Keep It Brief and Avoid Cliches
Most essays ask for 500 words or less, and cover letters should not exceed one page. Achieve this by sticking to main points and avoiding excessive detail. For example, if you had a life-changing experience on a camping trip, focus on the specific experience. Information on how well you slept adds unnecessary fluff to the essay, which is not likely to be well received.
Cliches are overused phrases that make your essay blend in rather than stand out, and should be avoided. For example, if you enjoy customer service, try something like "The energy of patrons motivates me," rather than "I am a people person."
Emphasize Your Qualifications
Most job descriptions or college applications provide a list of what they are looking for. Consult this list and emphasize qualifications you meet. For example, if you are applying for a scholarship that asks for 100 hours of community service and you have 150, bring it up in the letter by writing about your dedication to your community.
Highlight the strengths revealed in how you meet the qualifications. If you believe you are a dependable employee, use part of your cover letter to explain how you make it a point to help out when you hear of someone who needs an extra hand.
Explain Why You Are Worthy
You want to tell your audience why their institute would benefit from your presence. Get familiar with the company or scholarship organization you are applying to and explain how you fit their cause. For example, if you are seeking employment with a company known for being environmentally conscious, include ways you try to help the environment. Maybe you recycle and started a recycling drive or cut down on waste by making things yourself. Know the background of scholarships you apply to. For example, a scholarship sponsored by the Parent-Teacher Association may want to see ways you help put on academic functions.
Show Your Personality
When responding to an essay prompt or writing a cover letter, avoid generalizations. Often applicants find an easy way to relate and write an essay that could have been written by anyone. Avoid this by taking an experience and narrowing it to reveal your unique qualities. For college and scholarship applications, the essays usually request a particular accomplishment that you are proud of. You may include that you volunteer at a food bank in your resume.
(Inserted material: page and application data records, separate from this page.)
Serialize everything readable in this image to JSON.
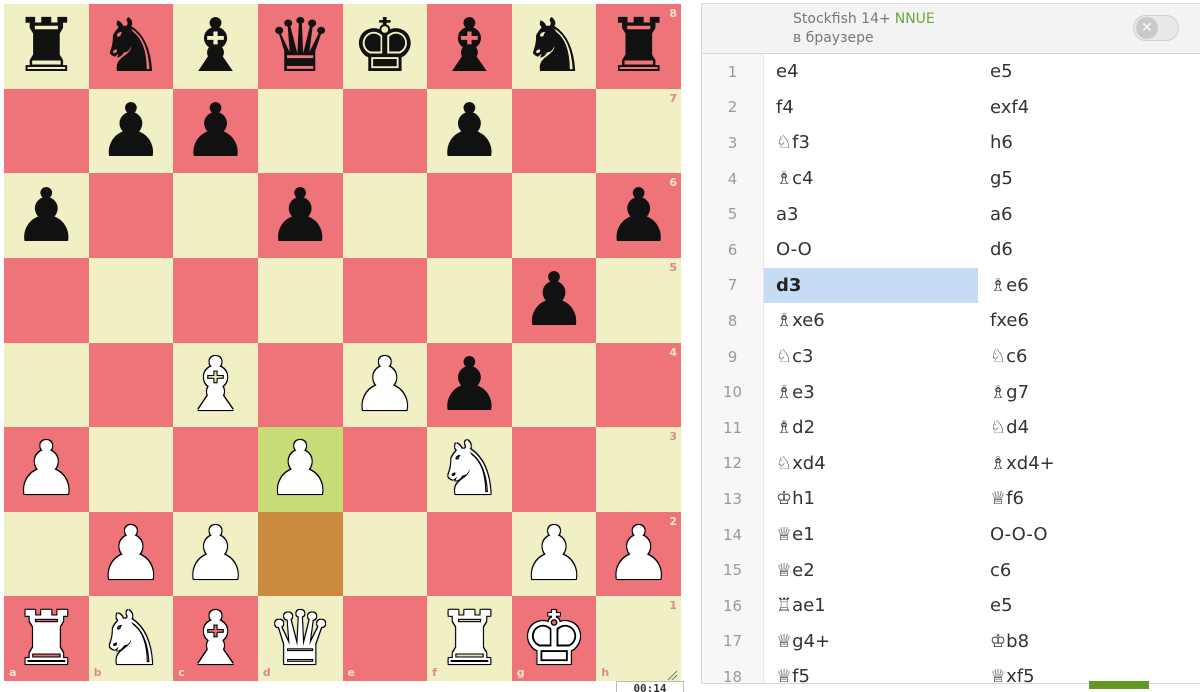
{
  "board": {
    "ranks": [
      [
        "bR",
        "bN",
        "bB",
        "bQ",
        "bK",
        "bB",
        "bN",
        "bR"
      ],
      [
        "",
        "bP",
        "bP",
        "",
        "",
        "bP",
        "",
        ""
      ],
      [
        "bP",
        "",
        "",
        "bP",
        "",
        "",
        "",
        "bP"
      ],
      [
        "",
        "",
        "",
        "",
        "",
        "",
        "bP",
        ""
      ],
      [
        "",
        "",
        "wB",
        "",
        "wP",
        "bP",
        "",
        ""
      ],
      [
        "wP",
        "",
        "",
        "wP",
        "",
        "wN",
        "",
        ""
      ],
      [
        "",
        "wP",
        "wP",
        "",
        "",
        "",
        "wP",
        "wP"
      ],
      [
        "wR",
        "wN",
        "wB",
        "wQ",
        "",
        "wR",
        "wK",
        ""
      ]
    ],
    "last_move_from": "d2",
    "last_move_to": "d3",
    "rank_labels": [
      "8",
      "7",
      "6",
      "5",
      "4",
      "3",
      "2",
      "1"
    ],
    "file_labels": [
      "a",
      "b",
      "c",
      "d",
      "e",
      "f",
      "g",
      "h"
    ],
    "colors": {
      "light": "#f1efc4",
      "dark": "#ee7479",
      "highlight_to": "#c8dc77",
      "highlight_from": "#cc8a3f"
    }
  },
  "clock": {
    "time": "00:14"
  },
  "engine": {
    "name": "Stockfish 14+",
    "tag": "NNUE",
    "subtitle": "в браузере",
    "toggle_symbol": "✕"
  },
  "moves": [
    {
      "n": "1",
      "w": "e4",
      "b": "e5"
    },
    {
      "n": "2",
      "w": "f4",
      "b": "exf4"
    },
    {
      "n": "3",
      "w": "♘f3",
      "b": "h6"
    },
    {
      "n": "4",
      "w": "♗c4",
      "b": "g5"
    },
    {
      "n": "5",
      "w": "a3",
      "b": "a6"
    },
    {
      "n": "6",
      "w": "O-O",
      "b": "d6"
    },
    {
      "n": "7",
      "w": "d3",
      "b": "♗e6"
    },
    {
      "n": "8",
      "w": "♗xe6",
      "b": "fxe6"
    },
    {
      "n": "9",
      "w": "♘c3",
      "b": "♘c6"
    },
    {
      "n": "10",
      "w": "♗e3",
      "b": "♗g7"
    },
    {
      "n": "11",
      "w": "♗d2",
      "b": "♘d4"
    },
    {
      "n": "12",
      "w": "♘xd4",
      "b": "♗xd4+"
    },
    {
      "n": "13",
      "w": "♔h1",
      "b": "♕f6"
    },
    {
      "n": "14",
      "w": "♕e1",
      "b": "O-O-O"
    },
    {
      "n": "15",
      "w": "♕e2",
      "b": "c6"
    },
    {
      "n": "16",
      "w": "♖ae1",
      "b": "e5"
    },
    {
      "n": "17",
      "w": "♕g4+",
      "b": "♔b8"
    },
    {
      "n": "18",
      "w": "♕f5",
      "b": "♕xf5"
    }
  ],
  "active_move": {
    "row": 6,
    "side": "w"
  }
}
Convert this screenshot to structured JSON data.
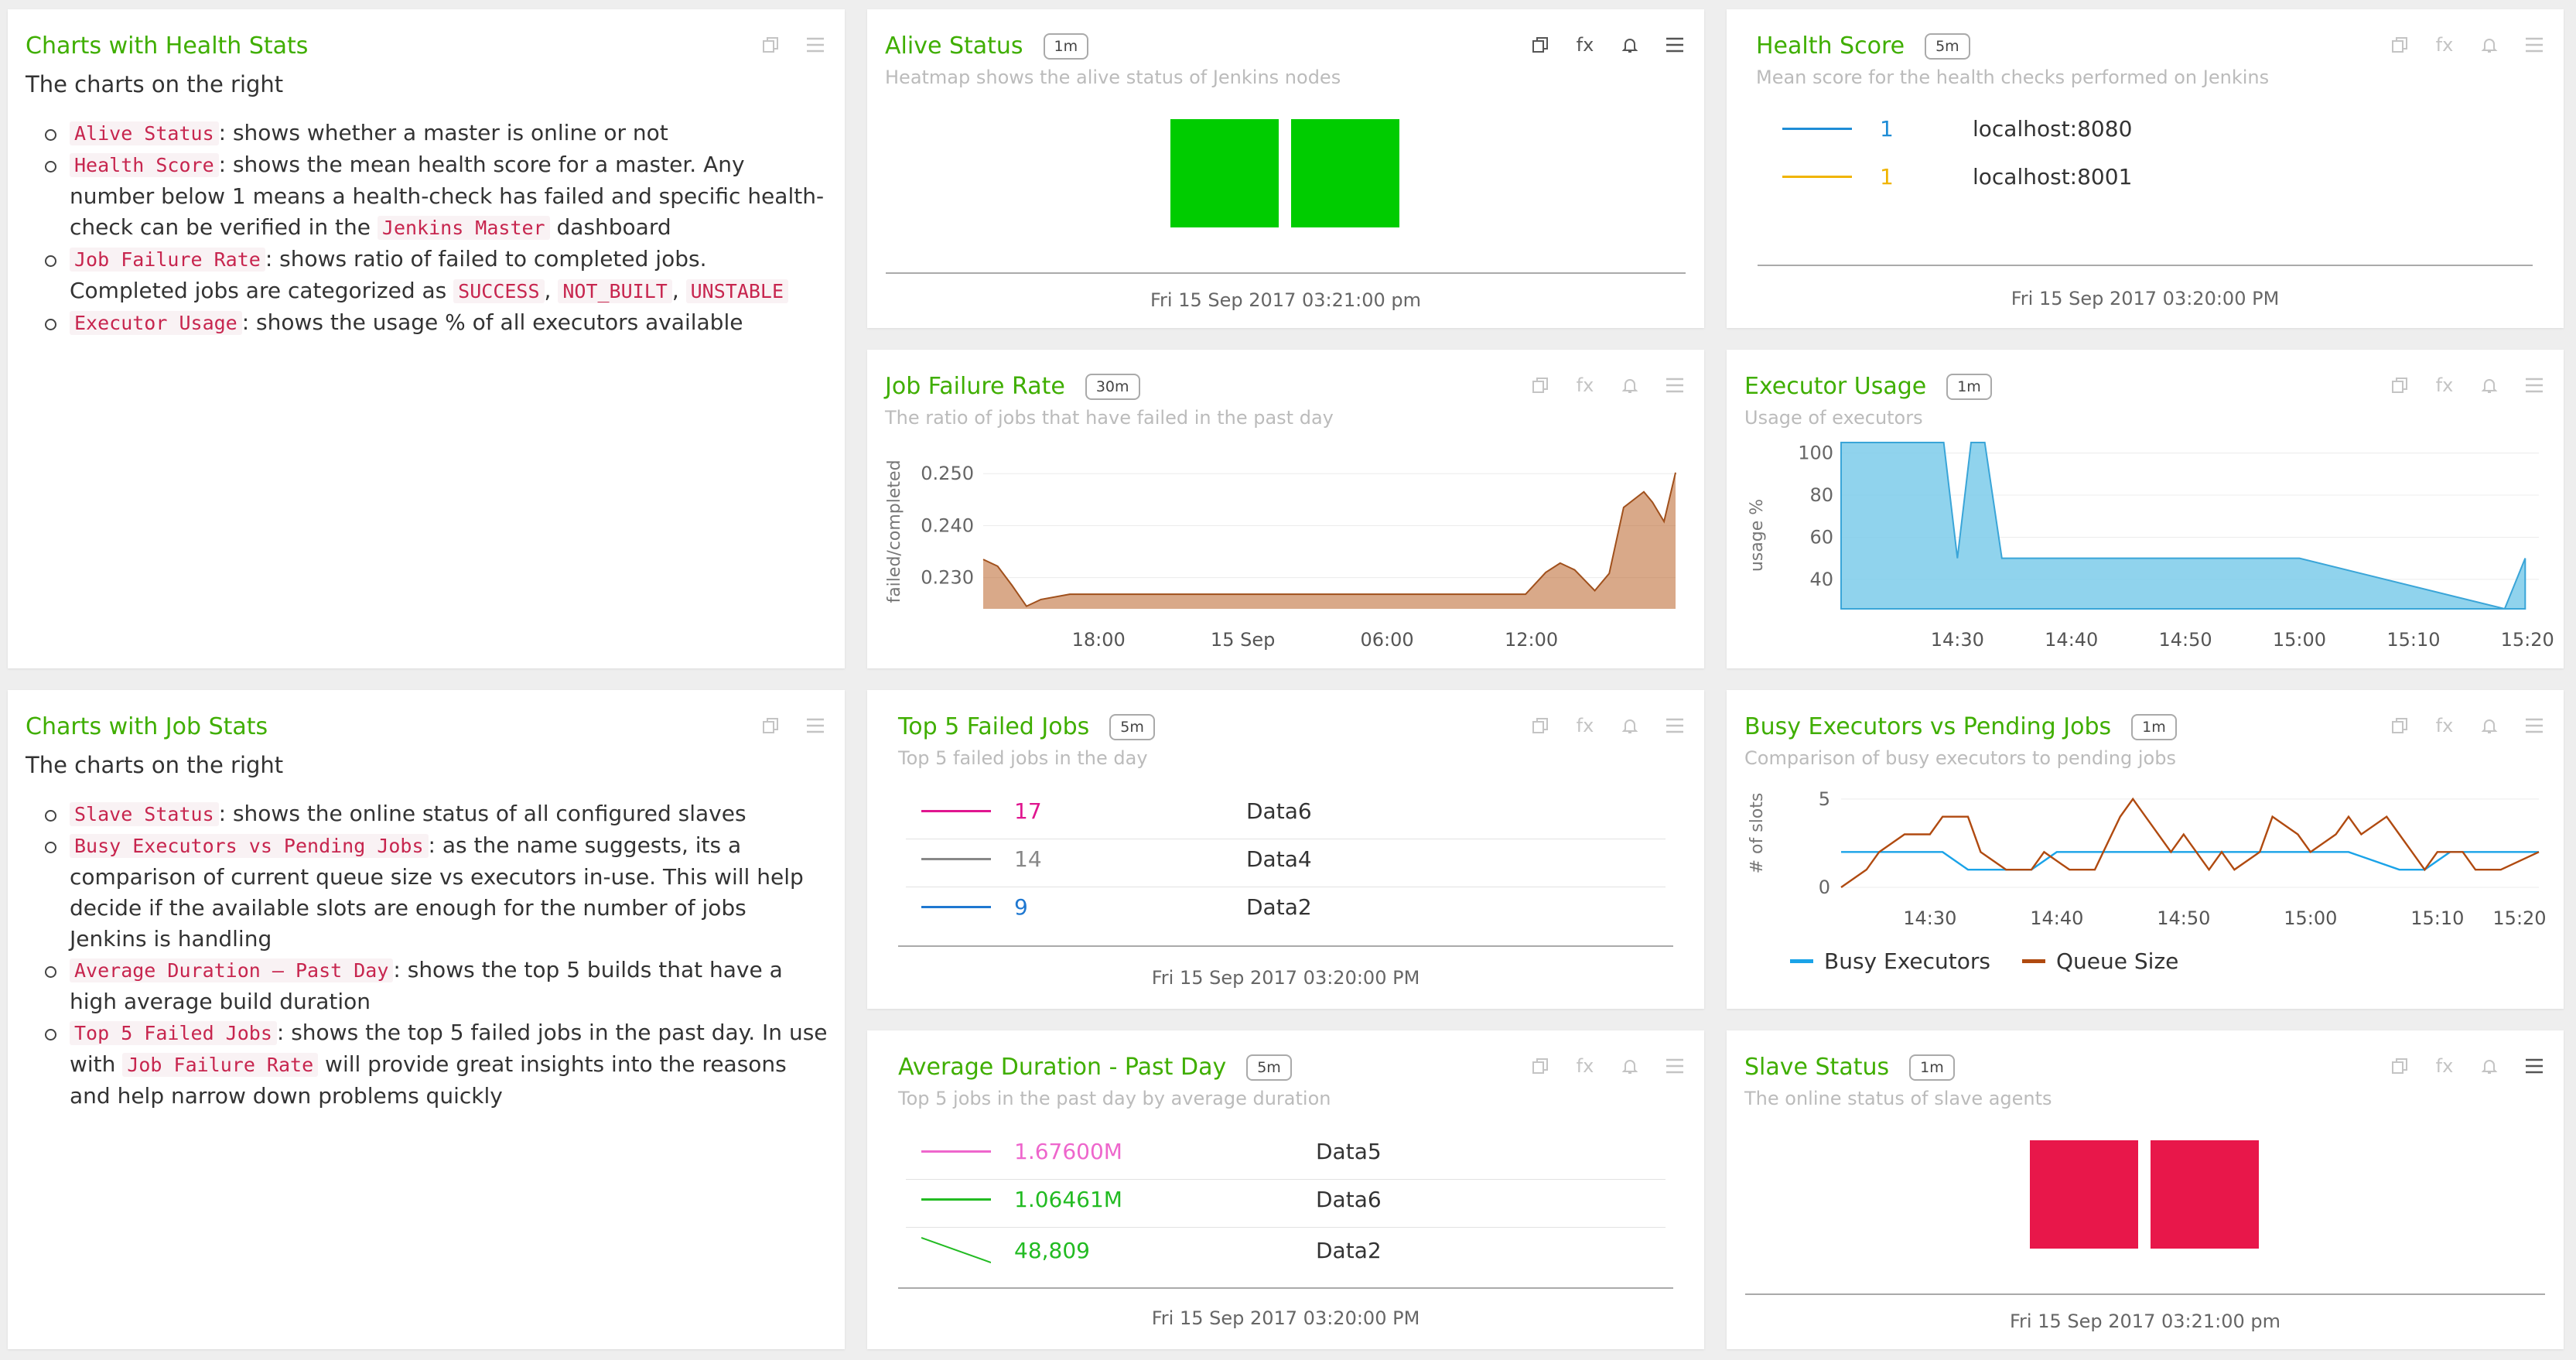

Rather than summarize your experience, illustrate what it has meant to you by writing about a time you helped a patron find a better job or connected to them.